The City Council and new mayor are looking at quality-of-life issues right now that can have a very positive impact, but they need to know that we are fed up and need their help. Bring back peace and quiet to our neighborhoods, bring back the sounds of birds and laughter, bring back a good night's sleep.
Call the City Council at (727) 893-7117 and tell them to support the Tone Down Program, the Soft Letter Program and our noise ordinances to the fullest extent possible. Thank you.
Heidi H. Sumner, St. Petersburg
Protect the patrons
There have been numerous occasions where I have been harassed while pumping gas at local gas stations. I feel it is the owners' or management's responsibility to protect its patrons from harassment on their property.

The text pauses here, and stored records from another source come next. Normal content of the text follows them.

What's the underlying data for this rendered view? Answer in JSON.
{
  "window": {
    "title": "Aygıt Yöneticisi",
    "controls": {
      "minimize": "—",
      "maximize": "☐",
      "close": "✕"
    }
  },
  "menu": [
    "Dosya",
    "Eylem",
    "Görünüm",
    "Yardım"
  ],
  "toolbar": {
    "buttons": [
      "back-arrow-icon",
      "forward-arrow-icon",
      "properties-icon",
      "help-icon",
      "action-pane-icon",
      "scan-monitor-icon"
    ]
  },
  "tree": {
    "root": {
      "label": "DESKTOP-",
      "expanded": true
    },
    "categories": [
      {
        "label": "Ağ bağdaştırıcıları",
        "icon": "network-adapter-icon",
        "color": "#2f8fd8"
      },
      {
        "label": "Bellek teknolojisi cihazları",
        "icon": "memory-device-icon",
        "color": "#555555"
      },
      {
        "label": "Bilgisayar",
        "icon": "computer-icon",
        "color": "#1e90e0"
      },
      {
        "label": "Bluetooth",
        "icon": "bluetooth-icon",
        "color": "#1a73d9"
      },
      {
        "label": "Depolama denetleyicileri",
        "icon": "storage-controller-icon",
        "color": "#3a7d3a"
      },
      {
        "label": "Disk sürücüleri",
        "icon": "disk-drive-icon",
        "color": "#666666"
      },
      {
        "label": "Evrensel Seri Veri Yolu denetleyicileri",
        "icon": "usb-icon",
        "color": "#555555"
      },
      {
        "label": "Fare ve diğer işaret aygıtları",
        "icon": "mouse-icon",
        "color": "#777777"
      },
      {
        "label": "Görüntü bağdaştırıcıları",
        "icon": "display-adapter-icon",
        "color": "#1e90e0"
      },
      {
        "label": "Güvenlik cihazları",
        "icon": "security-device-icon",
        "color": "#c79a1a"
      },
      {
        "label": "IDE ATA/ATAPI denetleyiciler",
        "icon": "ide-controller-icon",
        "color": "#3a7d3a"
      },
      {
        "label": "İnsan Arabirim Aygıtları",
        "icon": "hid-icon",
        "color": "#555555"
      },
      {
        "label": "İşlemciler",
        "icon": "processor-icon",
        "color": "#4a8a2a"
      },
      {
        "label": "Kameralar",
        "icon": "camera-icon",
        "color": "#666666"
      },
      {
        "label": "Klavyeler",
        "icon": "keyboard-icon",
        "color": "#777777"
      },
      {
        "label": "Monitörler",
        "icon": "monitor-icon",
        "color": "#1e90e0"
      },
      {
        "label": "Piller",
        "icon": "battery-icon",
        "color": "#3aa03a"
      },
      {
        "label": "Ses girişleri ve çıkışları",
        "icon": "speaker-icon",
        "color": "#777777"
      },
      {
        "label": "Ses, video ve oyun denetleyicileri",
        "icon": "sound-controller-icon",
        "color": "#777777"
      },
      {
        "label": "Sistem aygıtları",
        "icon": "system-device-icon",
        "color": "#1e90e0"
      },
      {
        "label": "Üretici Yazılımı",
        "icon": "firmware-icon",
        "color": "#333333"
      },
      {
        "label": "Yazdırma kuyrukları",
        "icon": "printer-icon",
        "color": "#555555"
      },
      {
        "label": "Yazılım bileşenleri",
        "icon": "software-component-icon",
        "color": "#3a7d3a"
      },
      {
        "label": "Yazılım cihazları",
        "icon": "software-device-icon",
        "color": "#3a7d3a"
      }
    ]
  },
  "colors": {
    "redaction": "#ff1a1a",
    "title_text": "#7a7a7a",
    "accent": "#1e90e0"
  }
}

In one incident at a Chevron on U.S. 19, a man approached my car and took the nozzle right out of my hand and began to pump my gas. As I requested him to stop he was all the while asking me to go in and purchase him beer. Finally after five minutes the manager came out and chased him away.
Today as I was pumping gas at a Citgo on U.S. 19 in St. Petersburg, a man approached me, clearly intoxicated, and asked me to give him bus fare and buy him some potato chips. He would not leave until I drove away.
These managers/owners need to make their patrons feel safe if they want us to continue to purchase their product. This is another gas station I will not frequent again.
Pam Cracchiolo, Pinellas Park